» TASK DESCRIPTION: Please copy out each line of the entries in which "subtitle" appears.

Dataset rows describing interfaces
+ + +

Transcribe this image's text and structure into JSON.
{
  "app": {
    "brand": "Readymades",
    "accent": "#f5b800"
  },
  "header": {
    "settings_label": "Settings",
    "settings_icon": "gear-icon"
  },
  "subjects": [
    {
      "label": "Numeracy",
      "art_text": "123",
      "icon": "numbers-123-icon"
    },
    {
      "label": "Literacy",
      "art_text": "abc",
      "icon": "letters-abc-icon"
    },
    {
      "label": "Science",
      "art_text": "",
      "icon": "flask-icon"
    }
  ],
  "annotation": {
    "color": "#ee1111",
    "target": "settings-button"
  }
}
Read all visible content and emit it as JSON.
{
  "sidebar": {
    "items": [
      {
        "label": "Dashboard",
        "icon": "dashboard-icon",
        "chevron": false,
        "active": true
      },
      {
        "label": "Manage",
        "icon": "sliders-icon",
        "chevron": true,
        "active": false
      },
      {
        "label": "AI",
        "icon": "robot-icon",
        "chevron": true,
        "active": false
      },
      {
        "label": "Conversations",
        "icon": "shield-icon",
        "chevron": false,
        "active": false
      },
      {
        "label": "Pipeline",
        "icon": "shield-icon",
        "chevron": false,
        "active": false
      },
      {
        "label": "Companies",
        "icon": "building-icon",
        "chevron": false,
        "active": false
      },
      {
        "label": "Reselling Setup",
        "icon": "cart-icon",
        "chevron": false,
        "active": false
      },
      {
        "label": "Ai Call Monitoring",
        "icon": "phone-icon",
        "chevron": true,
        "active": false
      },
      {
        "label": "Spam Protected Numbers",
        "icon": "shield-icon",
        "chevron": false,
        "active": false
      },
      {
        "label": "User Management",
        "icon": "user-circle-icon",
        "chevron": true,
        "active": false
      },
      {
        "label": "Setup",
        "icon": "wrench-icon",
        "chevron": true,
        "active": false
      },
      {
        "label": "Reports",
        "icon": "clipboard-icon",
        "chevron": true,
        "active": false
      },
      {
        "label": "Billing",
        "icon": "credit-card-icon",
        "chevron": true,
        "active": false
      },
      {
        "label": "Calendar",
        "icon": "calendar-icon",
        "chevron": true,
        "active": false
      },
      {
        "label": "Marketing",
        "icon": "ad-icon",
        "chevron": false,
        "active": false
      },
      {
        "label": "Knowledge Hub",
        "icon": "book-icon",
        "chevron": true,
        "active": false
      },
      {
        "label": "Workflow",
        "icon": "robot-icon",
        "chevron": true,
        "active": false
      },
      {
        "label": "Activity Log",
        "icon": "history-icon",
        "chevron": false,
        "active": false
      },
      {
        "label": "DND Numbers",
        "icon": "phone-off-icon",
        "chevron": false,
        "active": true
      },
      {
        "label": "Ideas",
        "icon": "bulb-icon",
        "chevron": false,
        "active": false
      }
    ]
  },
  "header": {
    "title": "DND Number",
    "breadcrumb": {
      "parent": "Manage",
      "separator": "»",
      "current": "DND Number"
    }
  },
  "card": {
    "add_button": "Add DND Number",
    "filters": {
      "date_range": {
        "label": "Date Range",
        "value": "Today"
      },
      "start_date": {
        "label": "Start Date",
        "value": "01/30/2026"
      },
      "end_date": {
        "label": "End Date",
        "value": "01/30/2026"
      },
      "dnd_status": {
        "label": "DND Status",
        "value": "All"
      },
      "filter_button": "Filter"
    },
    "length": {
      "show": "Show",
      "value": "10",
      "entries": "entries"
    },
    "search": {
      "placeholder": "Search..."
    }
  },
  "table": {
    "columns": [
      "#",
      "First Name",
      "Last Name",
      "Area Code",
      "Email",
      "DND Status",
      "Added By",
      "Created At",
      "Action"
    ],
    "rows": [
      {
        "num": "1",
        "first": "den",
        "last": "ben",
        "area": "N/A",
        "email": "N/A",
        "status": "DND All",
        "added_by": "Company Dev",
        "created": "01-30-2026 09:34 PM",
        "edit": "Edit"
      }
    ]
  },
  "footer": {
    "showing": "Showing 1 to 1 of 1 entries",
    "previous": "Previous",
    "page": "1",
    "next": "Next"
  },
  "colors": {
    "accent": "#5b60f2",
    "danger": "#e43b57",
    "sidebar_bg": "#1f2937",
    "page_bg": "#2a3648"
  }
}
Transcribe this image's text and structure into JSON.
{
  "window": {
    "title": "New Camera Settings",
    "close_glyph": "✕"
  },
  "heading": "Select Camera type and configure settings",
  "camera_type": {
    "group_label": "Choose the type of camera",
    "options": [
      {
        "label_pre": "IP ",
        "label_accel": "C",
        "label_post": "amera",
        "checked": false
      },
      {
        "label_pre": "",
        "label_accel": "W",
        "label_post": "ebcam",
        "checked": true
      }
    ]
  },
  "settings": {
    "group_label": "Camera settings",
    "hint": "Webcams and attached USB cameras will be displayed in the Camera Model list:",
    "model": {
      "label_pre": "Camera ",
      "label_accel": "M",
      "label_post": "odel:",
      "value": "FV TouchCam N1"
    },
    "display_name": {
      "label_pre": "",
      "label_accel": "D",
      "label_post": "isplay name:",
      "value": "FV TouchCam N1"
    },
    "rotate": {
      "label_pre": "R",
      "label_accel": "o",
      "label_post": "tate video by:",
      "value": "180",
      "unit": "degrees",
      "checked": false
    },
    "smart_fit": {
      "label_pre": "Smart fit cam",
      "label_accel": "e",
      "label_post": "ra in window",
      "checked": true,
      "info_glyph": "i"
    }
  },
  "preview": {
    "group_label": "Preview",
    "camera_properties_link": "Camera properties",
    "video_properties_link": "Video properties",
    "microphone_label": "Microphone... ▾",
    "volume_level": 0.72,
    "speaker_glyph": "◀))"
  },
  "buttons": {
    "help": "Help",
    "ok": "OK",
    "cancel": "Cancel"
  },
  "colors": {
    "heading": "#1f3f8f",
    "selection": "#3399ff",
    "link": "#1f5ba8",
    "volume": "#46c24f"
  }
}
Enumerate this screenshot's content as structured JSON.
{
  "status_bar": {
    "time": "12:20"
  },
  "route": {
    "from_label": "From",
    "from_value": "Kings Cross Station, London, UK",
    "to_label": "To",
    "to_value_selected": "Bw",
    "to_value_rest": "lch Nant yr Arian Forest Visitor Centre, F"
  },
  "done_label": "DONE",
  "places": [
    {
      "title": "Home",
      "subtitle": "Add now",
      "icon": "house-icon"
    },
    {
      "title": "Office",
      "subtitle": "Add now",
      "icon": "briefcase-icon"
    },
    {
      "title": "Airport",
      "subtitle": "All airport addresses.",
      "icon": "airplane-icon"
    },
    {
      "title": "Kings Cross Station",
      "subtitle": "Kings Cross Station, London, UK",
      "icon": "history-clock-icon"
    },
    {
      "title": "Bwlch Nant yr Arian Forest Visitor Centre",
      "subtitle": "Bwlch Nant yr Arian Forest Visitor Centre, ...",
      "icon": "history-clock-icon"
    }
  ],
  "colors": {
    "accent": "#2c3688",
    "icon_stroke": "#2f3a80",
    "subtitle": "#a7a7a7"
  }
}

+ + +

» SOLUTION TO THE EXERCISE:
      "subtitle": "Add now",
      "subtitle": "Add now",
      "subtitle": "All airport addresses.",
      "subtitle": "Kings Cross Station, London, UK",
      "subtitle": "Bwlch Nant yr Arian Forest Visitor Centre, ...",
    "subtitle": "#a7a7a7"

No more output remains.